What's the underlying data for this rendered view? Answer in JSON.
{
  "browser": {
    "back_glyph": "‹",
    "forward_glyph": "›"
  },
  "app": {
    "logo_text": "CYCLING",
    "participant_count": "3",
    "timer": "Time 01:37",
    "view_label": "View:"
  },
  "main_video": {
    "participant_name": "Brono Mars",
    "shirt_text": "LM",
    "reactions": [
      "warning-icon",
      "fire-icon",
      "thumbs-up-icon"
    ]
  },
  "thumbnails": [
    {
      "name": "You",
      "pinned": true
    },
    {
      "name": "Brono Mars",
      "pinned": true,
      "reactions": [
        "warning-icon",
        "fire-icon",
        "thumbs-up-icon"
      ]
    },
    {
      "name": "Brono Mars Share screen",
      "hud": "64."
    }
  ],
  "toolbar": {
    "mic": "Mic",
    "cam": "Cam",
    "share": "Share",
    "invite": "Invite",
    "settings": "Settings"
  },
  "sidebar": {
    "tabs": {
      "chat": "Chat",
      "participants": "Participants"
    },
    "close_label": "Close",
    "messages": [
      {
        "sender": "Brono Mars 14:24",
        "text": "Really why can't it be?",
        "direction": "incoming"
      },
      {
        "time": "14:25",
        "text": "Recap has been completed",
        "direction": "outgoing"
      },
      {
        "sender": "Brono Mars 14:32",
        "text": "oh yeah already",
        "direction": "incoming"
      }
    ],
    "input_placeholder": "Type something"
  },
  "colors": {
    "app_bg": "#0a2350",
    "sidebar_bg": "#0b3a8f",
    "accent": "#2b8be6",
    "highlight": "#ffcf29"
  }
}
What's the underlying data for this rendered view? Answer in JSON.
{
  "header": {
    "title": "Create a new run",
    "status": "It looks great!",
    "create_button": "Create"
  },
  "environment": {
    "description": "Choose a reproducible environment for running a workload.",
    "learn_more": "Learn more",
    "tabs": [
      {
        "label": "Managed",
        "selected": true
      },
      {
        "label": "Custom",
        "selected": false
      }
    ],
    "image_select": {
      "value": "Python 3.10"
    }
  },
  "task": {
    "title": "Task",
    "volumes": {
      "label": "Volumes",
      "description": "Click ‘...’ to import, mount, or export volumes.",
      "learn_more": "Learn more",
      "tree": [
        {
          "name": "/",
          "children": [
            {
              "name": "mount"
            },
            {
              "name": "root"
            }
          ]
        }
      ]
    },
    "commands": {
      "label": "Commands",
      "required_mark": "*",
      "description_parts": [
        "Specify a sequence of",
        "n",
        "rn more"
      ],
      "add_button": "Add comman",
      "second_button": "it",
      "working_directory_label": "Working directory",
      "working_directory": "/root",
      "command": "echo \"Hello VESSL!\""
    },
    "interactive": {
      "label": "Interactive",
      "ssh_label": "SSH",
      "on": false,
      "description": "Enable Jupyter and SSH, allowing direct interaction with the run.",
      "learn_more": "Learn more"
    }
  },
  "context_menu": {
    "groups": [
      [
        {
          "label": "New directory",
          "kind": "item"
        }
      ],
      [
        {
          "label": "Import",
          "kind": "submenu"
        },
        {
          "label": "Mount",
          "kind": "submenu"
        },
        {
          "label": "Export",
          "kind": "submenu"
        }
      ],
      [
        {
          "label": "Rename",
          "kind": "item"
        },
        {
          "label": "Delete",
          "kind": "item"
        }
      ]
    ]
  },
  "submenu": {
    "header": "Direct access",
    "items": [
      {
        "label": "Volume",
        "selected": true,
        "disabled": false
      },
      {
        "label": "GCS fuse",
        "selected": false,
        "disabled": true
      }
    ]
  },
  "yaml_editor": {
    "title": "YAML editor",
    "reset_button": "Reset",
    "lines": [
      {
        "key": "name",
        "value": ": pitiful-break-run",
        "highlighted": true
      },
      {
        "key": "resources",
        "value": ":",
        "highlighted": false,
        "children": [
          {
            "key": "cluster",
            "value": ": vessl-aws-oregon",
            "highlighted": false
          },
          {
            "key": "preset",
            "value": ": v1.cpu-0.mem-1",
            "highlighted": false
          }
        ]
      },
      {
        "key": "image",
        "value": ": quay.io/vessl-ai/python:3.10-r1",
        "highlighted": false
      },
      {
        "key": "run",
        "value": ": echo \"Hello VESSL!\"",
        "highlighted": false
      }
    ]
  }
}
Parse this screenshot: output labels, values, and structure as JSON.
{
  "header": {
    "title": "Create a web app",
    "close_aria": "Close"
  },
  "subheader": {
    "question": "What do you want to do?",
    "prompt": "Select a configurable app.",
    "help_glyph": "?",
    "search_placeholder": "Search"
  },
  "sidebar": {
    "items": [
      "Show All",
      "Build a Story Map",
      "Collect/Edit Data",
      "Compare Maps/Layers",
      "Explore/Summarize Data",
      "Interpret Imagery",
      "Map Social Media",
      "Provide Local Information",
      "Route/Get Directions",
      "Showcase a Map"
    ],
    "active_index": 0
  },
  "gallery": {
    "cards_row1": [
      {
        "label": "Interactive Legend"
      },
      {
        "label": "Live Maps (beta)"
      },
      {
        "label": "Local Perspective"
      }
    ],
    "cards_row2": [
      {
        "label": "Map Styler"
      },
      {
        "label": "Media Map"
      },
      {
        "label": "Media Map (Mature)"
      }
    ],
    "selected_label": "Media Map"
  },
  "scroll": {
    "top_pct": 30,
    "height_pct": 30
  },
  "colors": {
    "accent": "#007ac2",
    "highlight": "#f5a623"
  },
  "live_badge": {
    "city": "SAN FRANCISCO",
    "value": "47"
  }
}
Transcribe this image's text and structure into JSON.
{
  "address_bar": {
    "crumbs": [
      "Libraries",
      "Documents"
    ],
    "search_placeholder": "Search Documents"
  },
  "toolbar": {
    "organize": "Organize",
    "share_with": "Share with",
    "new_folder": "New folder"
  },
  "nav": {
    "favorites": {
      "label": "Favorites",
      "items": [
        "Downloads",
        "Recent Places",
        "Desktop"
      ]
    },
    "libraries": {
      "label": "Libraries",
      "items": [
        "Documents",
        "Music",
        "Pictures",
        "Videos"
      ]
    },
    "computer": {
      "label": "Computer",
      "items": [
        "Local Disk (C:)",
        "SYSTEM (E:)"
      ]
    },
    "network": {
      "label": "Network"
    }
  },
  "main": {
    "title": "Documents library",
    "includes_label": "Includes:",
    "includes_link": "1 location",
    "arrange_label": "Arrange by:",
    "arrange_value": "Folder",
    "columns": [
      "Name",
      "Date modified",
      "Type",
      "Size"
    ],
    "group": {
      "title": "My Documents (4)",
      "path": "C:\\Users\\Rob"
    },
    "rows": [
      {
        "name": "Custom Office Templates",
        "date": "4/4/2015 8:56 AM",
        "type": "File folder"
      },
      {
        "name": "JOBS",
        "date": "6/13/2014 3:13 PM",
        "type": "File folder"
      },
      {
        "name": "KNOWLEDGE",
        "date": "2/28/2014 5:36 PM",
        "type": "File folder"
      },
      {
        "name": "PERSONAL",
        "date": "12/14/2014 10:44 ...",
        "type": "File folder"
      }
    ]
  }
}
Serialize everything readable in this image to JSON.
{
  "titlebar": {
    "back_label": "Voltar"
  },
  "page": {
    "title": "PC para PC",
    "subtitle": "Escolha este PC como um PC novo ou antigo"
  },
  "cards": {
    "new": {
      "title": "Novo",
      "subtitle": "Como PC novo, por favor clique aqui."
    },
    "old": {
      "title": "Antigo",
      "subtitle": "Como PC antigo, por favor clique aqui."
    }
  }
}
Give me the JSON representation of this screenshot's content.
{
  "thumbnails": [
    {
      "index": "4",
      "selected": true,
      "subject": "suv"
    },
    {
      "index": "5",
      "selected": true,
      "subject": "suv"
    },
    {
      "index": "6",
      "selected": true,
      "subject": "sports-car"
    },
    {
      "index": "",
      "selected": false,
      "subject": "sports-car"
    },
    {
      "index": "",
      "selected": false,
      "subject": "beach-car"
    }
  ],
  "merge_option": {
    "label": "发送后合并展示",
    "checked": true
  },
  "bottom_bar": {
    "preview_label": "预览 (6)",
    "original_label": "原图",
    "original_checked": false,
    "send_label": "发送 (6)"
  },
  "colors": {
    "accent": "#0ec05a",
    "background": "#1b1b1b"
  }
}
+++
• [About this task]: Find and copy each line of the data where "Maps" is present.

• [Result of this task]:
      "Compare Maps/Layers",
        "label": "Live Maps (beta)"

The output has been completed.